::: Data to use

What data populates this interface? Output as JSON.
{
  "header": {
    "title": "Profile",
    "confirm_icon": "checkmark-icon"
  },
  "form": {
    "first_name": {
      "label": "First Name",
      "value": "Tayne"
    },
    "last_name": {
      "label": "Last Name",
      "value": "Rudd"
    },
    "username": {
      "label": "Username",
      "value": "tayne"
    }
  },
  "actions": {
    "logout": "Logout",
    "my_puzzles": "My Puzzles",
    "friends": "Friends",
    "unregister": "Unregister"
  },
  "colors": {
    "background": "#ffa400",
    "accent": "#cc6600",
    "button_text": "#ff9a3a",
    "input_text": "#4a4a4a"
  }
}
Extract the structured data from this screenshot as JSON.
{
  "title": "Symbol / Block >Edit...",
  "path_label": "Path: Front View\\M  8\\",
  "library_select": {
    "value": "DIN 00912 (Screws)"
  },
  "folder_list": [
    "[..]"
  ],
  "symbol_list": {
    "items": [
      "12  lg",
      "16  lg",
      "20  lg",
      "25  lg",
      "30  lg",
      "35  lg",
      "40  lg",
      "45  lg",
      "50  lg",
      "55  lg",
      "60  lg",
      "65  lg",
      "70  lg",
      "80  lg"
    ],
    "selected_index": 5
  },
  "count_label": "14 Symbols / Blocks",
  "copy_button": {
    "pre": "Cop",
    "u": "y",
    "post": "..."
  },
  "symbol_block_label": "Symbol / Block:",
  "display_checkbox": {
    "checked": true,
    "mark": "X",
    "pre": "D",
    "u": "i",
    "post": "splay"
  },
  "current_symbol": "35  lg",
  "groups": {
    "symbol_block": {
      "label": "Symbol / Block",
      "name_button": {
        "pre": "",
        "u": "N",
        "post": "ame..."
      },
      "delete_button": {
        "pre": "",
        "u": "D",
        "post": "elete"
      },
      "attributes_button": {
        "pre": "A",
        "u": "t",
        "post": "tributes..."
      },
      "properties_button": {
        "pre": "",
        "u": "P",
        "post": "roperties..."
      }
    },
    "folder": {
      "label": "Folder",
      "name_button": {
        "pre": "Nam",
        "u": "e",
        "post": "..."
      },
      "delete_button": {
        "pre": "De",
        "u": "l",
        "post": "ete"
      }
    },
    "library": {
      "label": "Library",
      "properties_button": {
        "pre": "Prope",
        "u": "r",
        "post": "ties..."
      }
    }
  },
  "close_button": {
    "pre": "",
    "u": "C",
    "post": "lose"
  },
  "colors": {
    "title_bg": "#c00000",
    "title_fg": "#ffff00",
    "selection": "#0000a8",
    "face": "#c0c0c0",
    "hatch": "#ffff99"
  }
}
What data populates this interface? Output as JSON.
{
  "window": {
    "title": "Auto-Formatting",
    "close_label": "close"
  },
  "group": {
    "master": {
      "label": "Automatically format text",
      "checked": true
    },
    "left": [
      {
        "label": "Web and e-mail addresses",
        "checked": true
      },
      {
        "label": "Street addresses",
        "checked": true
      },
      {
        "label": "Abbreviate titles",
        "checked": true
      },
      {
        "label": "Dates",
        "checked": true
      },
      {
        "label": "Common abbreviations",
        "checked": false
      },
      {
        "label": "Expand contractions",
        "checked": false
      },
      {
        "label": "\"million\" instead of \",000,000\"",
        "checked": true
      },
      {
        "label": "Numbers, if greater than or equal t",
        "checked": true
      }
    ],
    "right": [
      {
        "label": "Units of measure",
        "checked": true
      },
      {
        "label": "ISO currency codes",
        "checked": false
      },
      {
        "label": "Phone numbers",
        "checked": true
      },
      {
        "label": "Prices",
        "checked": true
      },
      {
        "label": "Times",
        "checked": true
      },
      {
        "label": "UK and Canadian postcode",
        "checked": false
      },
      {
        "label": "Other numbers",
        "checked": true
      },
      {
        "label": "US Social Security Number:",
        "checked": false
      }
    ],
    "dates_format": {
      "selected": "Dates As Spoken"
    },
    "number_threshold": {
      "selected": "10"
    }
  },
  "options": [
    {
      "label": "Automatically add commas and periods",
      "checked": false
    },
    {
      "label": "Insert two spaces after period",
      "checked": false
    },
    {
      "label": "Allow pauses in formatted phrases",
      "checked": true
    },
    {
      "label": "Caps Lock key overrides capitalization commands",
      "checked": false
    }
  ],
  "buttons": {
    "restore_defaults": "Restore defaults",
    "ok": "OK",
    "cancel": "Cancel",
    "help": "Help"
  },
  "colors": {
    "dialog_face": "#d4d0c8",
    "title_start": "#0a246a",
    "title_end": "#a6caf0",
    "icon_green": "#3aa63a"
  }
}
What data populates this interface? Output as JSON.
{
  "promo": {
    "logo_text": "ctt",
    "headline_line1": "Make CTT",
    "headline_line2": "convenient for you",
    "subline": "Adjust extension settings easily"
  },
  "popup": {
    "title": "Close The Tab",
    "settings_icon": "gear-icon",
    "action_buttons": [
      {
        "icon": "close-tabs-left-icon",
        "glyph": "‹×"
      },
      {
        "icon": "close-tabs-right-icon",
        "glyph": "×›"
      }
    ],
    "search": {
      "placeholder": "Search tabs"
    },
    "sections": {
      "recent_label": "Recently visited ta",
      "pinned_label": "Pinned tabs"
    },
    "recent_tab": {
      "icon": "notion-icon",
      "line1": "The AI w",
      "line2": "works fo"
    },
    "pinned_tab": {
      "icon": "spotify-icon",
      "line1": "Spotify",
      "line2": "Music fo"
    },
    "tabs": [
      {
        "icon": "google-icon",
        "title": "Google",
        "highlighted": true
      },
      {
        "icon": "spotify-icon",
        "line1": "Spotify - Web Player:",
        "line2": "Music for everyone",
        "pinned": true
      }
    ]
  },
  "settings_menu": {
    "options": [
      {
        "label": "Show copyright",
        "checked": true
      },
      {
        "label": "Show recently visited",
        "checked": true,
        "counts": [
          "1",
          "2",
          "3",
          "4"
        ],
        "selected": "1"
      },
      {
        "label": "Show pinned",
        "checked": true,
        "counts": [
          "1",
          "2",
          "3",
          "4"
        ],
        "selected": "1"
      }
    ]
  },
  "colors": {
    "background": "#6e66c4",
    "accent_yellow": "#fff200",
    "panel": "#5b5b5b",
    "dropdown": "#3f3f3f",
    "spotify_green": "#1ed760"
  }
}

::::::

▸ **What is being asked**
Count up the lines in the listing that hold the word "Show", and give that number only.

▸ **Task response**
3